EXERCISE OBJECTIVE:
Look through the listing below, find every line with the string "favorites", and copy it.

####################

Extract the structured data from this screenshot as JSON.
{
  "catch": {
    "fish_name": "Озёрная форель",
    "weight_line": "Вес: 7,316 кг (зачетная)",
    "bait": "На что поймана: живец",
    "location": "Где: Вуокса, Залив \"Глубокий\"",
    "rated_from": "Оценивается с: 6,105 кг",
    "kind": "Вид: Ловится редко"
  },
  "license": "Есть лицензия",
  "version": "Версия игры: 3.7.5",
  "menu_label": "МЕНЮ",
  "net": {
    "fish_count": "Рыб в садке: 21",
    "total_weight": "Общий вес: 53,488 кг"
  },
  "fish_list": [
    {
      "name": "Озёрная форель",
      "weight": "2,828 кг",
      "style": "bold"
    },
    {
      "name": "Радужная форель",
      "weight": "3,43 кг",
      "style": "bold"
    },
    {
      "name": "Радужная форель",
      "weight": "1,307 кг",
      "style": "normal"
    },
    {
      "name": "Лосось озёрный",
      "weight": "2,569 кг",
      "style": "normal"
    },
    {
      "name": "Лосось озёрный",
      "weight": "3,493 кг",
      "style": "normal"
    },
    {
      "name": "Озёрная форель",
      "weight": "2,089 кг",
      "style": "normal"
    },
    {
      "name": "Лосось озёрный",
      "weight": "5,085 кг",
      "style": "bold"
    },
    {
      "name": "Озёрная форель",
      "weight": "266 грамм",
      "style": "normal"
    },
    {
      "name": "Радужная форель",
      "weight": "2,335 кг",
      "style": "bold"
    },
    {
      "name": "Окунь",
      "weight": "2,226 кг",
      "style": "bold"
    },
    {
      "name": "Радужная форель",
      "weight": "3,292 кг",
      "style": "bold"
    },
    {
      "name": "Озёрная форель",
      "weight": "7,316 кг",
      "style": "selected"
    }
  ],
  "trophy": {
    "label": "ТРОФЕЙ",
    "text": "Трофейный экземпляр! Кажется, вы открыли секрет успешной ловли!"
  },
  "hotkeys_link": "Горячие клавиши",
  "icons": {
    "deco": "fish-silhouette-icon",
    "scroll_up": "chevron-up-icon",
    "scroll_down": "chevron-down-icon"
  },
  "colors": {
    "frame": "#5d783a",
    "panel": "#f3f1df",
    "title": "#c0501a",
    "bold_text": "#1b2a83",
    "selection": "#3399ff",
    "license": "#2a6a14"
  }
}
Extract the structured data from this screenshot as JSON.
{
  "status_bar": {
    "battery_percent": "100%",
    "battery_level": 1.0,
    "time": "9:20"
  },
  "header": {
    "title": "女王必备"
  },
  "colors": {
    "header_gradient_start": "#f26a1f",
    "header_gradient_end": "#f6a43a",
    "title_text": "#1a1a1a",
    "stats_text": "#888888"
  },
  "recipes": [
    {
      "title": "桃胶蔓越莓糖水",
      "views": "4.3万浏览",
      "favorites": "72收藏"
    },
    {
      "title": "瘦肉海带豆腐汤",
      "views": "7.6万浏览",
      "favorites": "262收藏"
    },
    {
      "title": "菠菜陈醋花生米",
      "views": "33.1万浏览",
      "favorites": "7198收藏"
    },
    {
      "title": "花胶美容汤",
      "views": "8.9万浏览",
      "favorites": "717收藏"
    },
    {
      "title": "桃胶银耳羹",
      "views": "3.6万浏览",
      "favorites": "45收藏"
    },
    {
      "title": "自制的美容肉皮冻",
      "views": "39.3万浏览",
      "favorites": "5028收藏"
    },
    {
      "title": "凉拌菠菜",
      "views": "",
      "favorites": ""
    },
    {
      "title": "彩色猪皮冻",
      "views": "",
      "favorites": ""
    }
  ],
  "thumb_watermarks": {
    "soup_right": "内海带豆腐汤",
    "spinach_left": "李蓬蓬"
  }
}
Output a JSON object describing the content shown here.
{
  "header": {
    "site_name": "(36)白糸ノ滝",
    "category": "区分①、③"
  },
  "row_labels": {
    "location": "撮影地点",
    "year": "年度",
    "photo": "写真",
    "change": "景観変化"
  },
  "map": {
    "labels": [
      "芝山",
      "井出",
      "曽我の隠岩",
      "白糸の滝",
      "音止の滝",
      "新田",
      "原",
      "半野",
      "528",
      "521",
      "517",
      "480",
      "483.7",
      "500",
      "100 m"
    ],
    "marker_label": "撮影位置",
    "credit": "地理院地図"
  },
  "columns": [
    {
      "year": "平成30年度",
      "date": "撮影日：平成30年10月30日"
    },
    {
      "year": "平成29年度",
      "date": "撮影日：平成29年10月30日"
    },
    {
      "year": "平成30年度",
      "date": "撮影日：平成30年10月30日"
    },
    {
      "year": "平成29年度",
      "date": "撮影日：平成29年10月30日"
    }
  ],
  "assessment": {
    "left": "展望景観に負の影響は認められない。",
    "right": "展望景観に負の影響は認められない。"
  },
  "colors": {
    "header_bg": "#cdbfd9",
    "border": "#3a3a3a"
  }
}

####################

RESULT OF THE TASK:
      "favorites": "72收藏"
      "favorites": "262收藏"
      "favorites": "7198收藏"
      "favorites": "717收藏"
      "favorites": "45收藏"
      "favorites": "5028收藏"
      "favorites": ""
      "favorites": ""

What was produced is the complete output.